There are two poetic devices used in the poem “Death, Be Not Proud” written by John Donne they are apostrophe and paradox. The poem is about the speaker not being afraid of death and that it is just a stage that people pass through. Apostrophe is defined as addressing something that is non-human in hopes that it would respond to what is being said. The speaker is talking directly to death as thinking it will feel weak and know that it is an unimportant event to people. The speaker tells death “Mighty and Dreadful, for thou are not so” that no matter what people say death is not feared and has no right to be thinking that it is. (Donne 2) The truth of death to the speaker is it is not the end or final stage that people fear it is; death is just the stage that takes people to eternal happiness. Death takes our bodies away but our minds and spirit live on forever in a place of peace and serenity.

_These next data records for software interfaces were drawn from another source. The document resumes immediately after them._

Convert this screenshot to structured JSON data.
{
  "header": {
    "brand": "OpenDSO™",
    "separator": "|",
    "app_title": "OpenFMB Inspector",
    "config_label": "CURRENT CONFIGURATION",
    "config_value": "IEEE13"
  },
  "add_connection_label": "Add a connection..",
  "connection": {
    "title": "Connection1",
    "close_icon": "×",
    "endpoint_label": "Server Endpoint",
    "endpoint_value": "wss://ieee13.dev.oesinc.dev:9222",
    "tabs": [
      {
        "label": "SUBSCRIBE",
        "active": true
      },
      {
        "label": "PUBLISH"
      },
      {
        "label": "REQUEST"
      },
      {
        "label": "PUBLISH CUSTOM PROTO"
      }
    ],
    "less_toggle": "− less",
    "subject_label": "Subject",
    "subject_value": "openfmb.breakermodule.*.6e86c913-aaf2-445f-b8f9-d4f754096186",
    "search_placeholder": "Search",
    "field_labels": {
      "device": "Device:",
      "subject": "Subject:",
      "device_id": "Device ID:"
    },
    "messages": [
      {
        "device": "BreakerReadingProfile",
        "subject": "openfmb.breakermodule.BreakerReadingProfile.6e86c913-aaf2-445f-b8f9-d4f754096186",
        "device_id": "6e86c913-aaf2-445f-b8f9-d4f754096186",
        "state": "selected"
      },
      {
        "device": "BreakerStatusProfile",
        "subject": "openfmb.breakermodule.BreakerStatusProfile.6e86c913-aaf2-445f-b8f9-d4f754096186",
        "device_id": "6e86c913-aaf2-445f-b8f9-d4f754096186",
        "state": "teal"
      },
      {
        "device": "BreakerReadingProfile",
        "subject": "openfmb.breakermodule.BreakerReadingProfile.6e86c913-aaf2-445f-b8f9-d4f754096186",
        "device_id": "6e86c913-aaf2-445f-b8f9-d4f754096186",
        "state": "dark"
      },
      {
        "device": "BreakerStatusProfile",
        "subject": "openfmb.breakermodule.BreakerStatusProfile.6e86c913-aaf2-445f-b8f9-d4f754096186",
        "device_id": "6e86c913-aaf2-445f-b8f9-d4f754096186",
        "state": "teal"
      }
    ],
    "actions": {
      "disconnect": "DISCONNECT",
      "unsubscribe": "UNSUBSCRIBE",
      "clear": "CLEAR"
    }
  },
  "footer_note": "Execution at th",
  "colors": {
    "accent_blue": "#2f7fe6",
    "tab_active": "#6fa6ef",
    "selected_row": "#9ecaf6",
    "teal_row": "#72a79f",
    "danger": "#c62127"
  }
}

The second poetic device is Paradox which is an apparently contradictory statement that, upon examination, makes sense (see McMahan et al1187). There are many paradoxes some are that death can not really stop someone from living, and that death will cease to exist. The paradoxes are saying that death should not be feared because it really is not the end. Death is not to be thought of as scary because death is just a sudden event to a person but does not have the final say so over a person’s life. These poetic devices are good to have in this poem because it makes the reader think and question their beliefs in death and faith of an afterlife.